# WORK ITEM
Your result should be the lines holding the word "type", copied from the entries below.

# MATERIAL TO PROCESS
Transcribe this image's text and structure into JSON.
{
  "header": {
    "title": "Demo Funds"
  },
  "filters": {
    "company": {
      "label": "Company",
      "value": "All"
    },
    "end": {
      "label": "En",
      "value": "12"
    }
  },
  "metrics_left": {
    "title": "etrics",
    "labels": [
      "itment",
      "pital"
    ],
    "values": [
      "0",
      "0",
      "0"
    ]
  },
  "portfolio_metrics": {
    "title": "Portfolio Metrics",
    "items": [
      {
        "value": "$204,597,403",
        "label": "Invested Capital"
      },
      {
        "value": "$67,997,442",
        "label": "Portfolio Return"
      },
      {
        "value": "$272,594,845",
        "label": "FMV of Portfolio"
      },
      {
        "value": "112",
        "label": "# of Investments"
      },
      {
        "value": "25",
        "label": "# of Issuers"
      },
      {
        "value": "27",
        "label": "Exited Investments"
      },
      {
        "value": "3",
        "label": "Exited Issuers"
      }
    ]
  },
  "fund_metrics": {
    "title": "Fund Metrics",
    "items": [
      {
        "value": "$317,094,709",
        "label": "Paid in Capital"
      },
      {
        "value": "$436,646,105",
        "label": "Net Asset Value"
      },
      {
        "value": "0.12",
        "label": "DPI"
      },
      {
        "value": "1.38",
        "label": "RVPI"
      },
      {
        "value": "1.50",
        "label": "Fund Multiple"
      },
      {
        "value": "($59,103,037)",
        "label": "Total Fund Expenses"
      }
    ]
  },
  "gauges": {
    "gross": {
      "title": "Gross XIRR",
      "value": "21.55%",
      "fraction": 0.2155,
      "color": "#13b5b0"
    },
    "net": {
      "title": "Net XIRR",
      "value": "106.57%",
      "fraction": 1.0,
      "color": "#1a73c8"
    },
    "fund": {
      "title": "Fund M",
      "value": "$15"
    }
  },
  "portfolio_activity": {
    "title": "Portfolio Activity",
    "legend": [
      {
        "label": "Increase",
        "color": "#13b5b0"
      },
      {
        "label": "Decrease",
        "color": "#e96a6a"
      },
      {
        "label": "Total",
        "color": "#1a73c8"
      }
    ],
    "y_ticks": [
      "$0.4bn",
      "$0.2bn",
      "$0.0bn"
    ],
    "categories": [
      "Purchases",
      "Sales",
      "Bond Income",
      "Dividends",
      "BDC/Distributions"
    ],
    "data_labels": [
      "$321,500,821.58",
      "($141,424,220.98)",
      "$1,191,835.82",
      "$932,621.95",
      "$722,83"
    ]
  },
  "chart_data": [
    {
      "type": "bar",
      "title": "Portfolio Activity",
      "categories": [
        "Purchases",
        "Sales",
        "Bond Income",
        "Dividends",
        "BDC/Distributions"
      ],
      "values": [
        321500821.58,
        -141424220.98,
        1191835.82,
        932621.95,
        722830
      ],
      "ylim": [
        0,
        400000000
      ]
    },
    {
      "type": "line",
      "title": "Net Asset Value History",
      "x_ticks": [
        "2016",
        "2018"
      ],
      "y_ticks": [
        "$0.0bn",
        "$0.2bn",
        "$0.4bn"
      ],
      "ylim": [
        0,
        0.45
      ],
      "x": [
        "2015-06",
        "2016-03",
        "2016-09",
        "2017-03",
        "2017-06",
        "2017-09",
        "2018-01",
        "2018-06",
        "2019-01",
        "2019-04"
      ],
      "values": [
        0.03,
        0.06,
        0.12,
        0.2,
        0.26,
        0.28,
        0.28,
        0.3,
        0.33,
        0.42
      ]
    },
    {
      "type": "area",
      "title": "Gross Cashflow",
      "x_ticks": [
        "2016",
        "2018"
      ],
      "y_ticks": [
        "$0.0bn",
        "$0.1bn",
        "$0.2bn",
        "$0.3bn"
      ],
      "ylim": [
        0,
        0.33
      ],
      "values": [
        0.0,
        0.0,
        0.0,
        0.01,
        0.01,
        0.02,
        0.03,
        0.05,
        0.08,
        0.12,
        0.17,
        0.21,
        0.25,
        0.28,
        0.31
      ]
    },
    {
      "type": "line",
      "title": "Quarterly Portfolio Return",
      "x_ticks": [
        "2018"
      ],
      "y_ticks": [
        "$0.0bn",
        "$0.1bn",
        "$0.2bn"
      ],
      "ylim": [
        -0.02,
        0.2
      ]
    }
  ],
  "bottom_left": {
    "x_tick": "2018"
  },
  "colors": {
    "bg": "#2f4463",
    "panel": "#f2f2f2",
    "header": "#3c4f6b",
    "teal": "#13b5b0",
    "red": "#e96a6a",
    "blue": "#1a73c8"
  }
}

# EXERCISE ANSWER
      "type": "bar",
      "type": "line",
      "type": "area",
      "type": "line",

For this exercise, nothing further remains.